> Task statement
Count every line below in which "shooter" occurs, then give only the count.

> Supplied information
____

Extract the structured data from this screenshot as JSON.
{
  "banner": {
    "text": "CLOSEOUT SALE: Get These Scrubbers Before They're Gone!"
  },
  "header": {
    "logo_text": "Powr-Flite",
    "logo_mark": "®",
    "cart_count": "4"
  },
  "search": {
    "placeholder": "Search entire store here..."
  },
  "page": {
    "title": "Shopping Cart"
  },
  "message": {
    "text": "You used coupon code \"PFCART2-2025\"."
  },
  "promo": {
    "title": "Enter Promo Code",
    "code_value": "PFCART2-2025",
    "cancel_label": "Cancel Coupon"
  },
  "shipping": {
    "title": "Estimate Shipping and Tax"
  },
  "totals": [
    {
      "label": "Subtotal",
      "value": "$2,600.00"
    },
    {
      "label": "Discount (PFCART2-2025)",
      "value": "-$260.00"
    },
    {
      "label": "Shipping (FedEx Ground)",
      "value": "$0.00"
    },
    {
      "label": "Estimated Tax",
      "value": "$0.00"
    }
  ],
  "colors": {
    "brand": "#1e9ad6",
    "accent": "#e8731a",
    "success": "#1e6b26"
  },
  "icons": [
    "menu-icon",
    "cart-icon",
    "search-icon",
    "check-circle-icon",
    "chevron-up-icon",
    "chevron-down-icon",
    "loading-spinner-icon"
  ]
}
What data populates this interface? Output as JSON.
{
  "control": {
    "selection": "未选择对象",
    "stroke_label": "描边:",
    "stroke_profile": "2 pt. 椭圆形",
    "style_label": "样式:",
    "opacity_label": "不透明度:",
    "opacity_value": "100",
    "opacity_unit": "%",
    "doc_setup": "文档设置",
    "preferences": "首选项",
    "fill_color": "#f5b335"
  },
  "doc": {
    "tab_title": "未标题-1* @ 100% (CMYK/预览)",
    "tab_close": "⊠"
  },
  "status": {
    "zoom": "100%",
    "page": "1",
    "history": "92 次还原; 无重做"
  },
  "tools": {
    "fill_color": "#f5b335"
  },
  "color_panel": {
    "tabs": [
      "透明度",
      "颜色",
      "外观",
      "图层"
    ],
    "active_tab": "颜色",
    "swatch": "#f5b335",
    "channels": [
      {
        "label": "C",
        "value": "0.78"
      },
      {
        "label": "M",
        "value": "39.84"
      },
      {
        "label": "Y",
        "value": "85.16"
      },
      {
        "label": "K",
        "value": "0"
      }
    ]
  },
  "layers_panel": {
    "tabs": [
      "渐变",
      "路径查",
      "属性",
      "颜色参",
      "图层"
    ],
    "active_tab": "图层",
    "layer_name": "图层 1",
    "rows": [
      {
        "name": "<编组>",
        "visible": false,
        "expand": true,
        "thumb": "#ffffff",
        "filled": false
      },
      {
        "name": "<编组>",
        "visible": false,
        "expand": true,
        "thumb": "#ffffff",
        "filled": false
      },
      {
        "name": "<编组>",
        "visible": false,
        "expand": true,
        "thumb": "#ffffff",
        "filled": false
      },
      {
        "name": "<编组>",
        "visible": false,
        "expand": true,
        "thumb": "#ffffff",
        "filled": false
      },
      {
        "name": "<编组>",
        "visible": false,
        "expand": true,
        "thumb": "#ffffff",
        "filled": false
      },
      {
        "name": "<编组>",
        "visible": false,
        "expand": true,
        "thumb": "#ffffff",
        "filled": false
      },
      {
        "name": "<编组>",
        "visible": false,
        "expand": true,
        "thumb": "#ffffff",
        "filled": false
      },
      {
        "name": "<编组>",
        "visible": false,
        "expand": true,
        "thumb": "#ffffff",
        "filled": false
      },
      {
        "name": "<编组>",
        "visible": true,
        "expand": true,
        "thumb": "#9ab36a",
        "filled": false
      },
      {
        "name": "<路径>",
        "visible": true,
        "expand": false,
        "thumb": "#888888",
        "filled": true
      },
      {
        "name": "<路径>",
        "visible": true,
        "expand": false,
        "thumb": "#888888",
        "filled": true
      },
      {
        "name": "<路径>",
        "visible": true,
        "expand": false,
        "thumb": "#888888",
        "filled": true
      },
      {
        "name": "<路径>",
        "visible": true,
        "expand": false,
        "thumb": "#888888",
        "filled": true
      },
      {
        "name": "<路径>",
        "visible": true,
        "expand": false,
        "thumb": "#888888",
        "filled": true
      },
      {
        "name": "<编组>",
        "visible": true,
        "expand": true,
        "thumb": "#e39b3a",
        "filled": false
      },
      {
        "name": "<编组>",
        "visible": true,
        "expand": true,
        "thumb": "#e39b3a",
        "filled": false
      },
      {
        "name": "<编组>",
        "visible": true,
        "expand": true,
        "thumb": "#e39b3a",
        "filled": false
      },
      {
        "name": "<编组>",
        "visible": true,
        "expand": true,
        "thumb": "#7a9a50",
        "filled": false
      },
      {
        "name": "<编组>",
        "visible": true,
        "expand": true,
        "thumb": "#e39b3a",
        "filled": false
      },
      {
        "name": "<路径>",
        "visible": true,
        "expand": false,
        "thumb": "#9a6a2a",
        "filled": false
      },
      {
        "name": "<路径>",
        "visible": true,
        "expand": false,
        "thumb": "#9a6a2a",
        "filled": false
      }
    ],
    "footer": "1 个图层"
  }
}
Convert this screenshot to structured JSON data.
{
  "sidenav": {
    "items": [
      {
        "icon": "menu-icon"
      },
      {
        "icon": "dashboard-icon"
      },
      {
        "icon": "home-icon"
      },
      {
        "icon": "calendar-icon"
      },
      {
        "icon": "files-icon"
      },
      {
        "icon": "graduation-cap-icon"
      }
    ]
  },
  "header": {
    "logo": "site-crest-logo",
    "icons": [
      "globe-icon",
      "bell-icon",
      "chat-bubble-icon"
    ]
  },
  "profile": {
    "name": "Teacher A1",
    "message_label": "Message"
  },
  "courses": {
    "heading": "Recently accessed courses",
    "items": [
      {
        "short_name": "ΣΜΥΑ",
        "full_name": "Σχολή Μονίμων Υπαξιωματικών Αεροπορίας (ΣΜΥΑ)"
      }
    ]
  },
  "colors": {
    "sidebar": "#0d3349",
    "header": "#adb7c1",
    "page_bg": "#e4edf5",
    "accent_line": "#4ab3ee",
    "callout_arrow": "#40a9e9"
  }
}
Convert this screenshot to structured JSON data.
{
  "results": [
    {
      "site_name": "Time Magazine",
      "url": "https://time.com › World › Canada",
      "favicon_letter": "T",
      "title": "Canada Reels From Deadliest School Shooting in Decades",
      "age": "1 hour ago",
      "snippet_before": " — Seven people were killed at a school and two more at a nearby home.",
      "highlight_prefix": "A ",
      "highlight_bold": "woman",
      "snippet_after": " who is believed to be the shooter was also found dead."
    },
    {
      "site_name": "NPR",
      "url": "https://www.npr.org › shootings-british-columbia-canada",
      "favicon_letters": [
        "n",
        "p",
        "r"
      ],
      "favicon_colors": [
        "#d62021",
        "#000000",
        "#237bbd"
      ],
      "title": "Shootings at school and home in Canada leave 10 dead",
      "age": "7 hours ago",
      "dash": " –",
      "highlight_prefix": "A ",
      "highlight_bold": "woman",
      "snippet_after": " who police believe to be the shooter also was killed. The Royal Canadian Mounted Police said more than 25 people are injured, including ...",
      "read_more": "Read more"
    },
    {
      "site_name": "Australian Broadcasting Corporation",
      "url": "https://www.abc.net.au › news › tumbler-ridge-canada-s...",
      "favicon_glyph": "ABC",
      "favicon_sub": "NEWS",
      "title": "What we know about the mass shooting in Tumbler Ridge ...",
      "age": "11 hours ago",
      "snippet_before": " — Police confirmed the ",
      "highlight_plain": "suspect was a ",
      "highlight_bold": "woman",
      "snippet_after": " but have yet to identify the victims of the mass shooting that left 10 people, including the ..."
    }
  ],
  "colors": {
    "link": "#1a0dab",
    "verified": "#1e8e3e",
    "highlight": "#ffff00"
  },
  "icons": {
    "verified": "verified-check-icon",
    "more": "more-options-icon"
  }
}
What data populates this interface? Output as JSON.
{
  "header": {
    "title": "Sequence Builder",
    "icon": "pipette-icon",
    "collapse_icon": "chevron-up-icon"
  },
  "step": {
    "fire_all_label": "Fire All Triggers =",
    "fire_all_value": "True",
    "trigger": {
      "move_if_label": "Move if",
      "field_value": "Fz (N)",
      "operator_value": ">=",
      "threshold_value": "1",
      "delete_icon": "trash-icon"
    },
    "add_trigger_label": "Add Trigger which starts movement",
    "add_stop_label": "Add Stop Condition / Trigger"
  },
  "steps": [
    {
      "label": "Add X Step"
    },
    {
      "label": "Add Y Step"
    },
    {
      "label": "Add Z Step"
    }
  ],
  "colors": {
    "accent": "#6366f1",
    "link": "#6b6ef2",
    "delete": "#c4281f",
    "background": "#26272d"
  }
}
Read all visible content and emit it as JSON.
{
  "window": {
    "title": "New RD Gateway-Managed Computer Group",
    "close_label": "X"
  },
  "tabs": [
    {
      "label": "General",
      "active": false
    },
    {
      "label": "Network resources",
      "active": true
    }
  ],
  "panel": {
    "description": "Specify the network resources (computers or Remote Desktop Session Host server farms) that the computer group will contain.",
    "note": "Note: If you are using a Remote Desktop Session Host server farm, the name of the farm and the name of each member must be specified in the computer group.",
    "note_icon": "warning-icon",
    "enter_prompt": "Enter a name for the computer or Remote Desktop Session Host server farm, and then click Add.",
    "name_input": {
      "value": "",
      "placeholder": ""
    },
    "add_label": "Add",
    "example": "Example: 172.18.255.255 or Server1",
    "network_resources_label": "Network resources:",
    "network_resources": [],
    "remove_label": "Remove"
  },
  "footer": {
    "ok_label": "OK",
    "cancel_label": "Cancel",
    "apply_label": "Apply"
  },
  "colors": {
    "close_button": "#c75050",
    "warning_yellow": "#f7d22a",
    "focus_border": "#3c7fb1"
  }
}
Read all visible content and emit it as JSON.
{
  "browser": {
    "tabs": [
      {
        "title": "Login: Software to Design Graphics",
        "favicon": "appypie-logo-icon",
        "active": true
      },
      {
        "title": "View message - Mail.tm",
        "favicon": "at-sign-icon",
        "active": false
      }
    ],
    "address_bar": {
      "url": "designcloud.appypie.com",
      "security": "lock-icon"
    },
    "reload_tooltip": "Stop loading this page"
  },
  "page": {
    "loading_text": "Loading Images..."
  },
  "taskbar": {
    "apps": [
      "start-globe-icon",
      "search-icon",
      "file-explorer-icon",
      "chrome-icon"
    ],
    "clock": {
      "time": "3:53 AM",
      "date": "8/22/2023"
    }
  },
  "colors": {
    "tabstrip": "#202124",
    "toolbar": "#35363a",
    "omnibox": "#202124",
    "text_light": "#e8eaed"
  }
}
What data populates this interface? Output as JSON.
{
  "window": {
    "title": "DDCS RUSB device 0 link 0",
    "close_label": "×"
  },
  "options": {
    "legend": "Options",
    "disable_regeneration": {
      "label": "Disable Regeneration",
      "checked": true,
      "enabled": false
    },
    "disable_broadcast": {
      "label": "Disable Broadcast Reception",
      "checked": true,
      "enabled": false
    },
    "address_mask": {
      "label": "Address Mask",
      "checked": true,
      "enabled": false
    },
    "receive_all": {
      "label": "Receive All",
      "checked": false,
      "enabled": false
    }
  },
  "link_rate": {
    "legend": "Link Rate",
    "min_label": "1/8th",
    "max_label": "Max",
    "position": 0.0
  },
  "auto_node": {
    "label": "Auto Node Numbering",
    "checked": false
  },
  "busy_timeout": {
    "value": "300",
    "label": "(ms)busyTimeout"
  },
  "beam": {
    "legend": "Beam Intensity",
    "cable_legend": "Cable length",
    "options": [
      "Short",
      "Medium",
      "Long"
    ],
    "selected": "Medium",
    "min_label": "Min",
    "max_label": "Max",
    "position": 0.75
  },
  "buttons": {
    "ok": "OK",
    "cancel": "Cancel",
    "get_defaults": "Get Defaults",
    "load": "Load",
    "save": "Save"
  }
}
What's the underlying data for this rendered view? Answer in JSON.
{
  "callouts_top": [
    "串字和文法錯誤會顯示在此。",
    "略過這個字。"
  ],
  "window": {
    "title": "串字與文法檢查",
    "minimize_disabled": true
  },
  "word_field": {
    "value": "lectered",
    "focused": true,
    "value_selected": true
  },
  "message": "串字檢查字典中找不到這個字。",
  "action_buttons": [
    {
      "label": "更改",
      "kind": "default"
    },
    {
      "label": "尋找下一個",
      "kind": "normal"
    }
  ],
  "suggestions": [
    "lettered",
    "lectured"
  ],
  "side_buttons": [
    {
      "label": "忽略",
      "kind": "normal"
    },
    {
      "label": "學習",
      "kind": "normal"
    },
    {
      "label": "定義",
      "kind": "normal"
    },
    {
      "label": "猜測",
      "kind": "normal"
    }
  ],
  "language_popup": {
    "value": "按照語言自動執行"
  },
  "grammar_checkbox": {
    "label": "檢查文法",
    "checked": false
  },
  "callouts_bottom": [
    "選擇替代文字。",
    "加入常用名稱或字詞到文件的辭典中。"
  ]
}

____

> Output
2